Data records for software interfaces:
■ ■ ■ ■

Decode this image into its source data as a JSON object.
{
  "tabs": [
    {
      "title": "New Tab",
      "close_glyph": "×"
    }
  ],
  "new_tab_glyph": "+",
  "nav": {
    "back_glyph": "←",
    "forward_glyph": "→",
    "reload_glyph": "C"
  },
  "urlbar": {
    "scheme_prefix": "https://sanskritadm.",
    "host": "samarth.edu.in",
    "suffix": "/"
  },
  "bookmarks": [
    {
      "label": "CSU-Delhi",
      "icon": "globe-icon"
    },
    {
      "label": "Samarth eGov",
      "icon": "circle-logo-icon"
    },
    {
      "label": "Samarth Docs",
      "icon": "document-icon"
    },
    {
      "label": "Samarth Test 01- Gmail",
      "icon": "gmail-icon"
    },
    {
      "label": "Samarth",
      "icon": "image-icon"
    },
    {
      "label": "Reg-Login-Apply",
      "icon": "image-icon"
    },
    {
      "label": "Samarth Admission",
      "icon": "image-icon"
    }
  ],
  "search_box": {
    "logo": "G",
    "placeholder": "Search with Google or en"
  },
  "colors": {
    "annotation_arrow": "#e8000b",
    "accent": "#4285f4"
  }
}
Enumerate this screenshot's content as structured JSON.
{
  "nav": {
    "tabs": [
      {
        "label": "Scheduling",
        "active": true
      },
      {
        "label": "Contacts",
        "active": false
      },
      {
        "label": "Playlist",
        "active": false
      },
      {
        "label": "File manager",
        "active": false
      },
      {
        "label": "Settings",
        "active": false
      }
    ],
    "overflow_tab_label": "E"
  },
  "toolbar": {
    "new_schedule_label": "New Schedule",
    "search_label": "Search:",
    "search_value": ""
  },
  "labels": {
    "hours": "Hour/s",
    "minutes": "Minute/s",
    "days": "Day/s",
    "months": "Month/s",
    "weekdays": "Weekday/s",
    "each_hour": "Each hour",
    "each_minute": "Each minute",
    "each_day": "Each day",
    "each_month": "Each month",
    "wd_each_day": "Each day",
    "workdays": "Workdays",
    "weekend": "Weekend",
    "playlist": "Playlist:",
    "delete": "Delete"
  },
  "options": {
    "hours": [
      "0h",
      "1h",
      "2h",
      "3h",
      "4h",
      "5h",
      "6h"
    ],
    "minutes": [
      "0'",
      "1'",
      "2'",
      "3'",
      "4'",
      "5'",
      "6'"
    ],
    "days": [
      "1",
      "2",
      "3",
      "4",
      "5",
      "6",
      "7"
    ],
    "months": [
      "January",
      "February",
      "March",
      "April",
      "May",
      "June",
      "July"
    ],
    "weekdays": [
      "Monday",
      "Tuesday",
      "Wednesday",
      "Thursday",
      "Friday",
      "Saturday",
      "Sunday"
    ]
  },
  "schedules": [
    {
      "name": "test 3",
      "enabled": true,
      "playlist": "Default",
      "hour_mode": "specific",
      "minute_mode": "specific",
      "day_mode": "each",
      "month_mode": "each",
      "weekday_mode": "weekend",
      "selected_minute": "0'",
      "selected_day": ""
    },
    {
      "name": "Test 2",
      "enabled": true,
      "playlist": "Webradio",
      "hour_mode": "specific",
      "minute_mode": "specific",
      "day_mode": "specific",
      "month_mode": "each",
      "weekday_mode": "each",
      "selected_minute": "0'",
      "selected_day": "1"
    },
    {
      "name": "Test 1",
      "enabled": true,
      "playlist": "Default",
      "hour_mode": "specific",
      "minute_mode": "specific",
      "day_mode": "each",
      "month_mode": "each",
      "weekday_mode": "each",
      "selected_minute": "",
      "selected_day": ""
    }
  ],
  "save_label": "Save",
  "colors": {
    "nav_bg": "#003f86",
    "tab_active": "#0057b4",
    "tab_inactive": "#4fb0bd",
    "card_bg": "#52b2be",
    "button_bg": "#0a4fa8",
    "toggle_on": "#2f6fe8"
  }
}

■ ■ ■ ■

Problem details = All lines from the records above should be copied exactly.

Exercise output =
Decode this image into its source data as a JSON object.
{
  "tabs": [
    {
      "title": "New Tab",
      "close_glyph": "×"
    }
  ],
  "new_tab_glyph": "+",
  "nav": {
    "back_glyph": "←",
    "forward_glyph": "→",
    "reload_glyph": "C"
  },
  "urlbar": {
    "scheme_prefix": "https://sanskritadm.",
    "host": "samarth.edu.in",
    "suffix": "/"
  },
  "bookmarks": [
    {
      "label": "CSU-Delhi",
      "icon": "globe-icon"
    },
    {
      "label": "Samarth eGov",
      "icon": "circle-logo-icon"
    },
    {
      "label": "Samarth Docs",
      "icon": "document-icon"
    },
    {
      "label": "Samarth Test 01- Gmail",
      "icon": "gmail-icon"
    },
    {
      "label": "Samarth",
      "icon": "image-icon"
    },
    {
      "label": "Reg-Login-Apply",
      "icon": "image-icon"
    },
    {
      "label": "Samarth Admission",
      "icon": "image-icon"
    }
  ],
  "search_box": {
    "logo": "G",
    "placeholder": "Search with Google or en"
  },
  "colors": {
    "annotation_arrow": "#e8000b",
    "accent": "#4285f4"
  }
}
Enumerate this screenshot's content as structured JSON.
{
  "nav": {
    "tabs": [
      {
        "label": "Scheduling",
        "active": true
      },
      {
        "label": "Contacts",
        "active": false
      },
      {
        "label": "Playlist",
        "active": false
      },
      {
        "label": "File manager",
        "active": false
      },
      {
        "label": "Settings",
        "active": false
      }
    ],
    "overflow_tab_label": "E"
  },
  "toolbar": {
    "new_schedule_label": "New Schedule",
    "search_label": "Search:",
    "search_value": ""
  },
  "labels": {
    "hours": "Hour/s",
    "minutes": "Minute/s",
    "days": "Day/s",
    "months": "Month/s",
    "weekdays": "Weekday/s",
    "each_hour": "Each hour",
    "each_minute": "Each minute",
    "each_day": "Each day",
    "each_month": "Each month",
    "wd_each_day": "Each day",
    "workdays": "Workdays",
    "weekend": "Weekend",
    "playlist": "Playlist:",
    "delete": "Delete"
  },
  "options": {
    "hours": [
      "0h",
      "1h",
      "2h",
      "3h",
      "4h",
      "5h",
      "6h"
    ],
    "minutes": [
      "0'",
      "1'",
      "2'",
      "3'",
      "4'",
      "5'",
      "6'"
    ],
    "days": [
      "1",
      "2",
      "3",
      "4",
      "5",
      "6",
      "7"
    ],
    "months": [
      "January",
      "February",
      "March",
      "April",
      "May",
      "June",
      "July"
    ],
    "weekdays": [
      "Monday",
      "Tuesday",
      "Wednesday",
      "Thursday",
      "Friday",
      "Saturday",
      "Sunday"
    ]
  },
  "schedules": [
    {
      "name": "test 3",
      "enabled": true,
      "playlist": "Default",
      "hour_mode": "specific",
      "minute_mode": "specific",
      "day_mode": "each",
      "month_mode": "each",
      "weekday_mode": "weekend",
      "selected_minute": "0'",
      "selected_day": ""
    },
    {
      "name": "Test 2",
      "enabled": true,
      "playlist": "Webradio",
      "hour_mode": "specific",
      "minute_mode": "specific",
      "day_mode": "specific",
      "month_mode": "each",
      "weekday_mode": "each",
      "selected_minute": "0'",
      "selected_day": "1"
    },
    {
      "name": "Test 1",
      "enabled": true,
      "playlist": "Default",
      "hour_mode": "specific",
      "minute_mode": "specific",
      "day_mode": "each",
      "month_mode": "each",
      "weekday_mode": "each",
      "selected_minute": "",
      "selected_day": ""
    }
  ],
  "save_label": "Save",
  "colors": {
    "nav_bg": "#003f86",
    "tab_active": "#0057b4",
    "tab_inactive": "#4fb0bd",
    "card_bg": "#52b2be",
    "button_bg": "#0a4fa8",
    "toggle_on": "#2f6fe8"
  }
}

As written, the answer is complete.